# Required work:
Return every line of the records that includes the string "number".
Top of Record extracts
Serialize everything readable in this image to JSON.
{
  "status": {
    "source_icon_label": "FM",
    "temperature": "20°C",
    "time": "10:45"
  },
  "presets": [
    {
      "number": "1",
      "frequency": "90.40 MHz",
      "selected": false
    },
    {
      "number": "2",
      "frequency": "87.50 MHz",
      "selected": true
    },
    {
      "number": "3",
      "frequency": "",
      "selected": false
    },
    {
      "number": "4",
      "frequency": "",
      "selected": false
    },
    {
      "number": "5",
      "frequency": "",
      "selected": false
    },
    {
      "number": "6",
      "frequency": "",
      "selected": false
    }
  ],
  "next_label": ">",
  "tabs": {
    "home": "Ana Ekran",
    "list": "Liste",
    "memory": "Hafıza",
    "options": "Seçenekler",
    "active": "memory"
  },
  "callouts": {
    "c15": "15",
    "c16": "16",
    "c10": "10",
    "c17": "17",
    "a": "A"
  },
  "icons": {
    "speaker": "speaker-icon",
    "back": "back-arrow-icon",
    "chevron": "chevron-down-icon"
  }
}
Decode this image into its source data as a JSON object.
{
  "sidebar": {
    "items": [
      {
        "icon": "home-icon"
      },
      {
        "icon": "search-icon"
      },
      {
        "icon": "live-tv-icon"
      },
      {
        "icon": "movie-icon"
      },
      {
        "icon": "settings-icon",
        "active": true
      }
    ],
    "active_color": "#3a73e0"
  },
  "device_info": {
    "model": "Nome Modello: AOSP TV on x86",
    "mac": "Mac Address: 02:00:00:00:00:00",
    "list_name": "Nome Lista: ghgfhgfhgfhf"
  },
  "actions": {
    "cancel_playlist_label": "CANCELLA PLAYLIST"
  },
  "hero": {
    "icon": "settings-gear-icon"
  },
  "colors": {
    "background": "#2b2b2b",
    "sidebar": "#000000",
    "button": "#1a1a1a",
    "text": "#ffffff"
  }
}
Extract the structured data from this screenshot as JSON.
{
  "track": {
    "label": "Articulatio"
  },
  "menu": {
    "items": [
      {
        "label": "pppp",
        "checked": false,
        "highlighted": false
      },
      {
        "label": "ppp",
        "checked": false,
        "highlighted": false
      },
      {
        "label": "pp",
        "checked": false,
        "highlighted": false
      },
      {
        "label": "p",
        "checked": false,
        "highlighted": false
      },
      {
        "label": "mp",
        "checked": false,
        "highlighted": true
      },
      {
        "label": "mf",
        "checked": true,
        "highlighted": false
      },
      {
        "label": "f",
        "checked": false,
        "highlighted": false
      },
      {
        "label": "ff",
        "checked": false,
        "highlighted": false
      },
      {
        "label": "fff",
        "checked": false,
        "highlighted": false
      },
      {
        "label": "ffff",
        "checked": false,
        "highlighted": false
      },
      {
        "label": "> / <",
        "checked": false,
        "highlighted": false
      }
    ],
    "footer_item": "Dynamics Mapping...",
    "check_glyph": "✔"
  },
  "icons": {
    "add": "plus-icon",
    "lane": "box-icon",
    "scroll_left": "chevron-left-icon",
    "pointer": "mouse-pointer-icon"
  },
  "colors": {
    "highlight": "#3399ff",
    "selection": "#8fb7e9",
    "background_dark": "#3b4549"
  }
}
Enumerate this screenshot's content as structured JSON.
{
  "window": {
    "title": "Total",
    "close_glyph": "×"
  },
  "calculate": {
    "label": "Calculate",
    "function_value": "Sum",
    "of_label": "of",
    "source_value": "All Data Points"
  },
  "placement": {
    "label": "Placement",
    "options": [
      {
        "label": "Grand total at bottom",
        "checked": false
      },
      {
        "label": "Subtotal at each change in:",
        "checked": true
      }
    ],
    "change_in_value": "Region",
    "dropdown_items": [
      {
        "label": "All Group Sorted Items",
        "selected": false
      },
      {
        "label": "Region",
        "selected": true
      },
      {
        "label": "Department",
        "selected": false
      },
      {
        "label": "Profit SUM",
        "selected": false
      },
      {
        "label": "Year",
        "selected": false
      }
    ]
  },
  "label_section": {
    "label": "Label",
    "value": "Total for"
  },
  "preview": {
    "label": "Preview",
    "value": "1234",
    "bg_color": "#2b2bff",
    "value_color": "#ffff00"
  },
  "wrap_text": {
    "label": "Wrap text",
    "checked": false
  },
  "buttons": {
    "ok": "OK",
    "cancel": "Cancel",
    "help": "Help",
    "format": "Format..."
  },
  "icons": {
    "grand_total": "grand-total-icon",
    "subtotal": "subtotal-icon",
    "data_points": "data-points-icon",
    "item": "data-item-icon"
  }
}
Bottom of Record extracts
# Response to this exercise:
      "number": "1",
      "number": "2",
      "number": "3",
      "number": "4",
      "number": "5",
      "number": "6",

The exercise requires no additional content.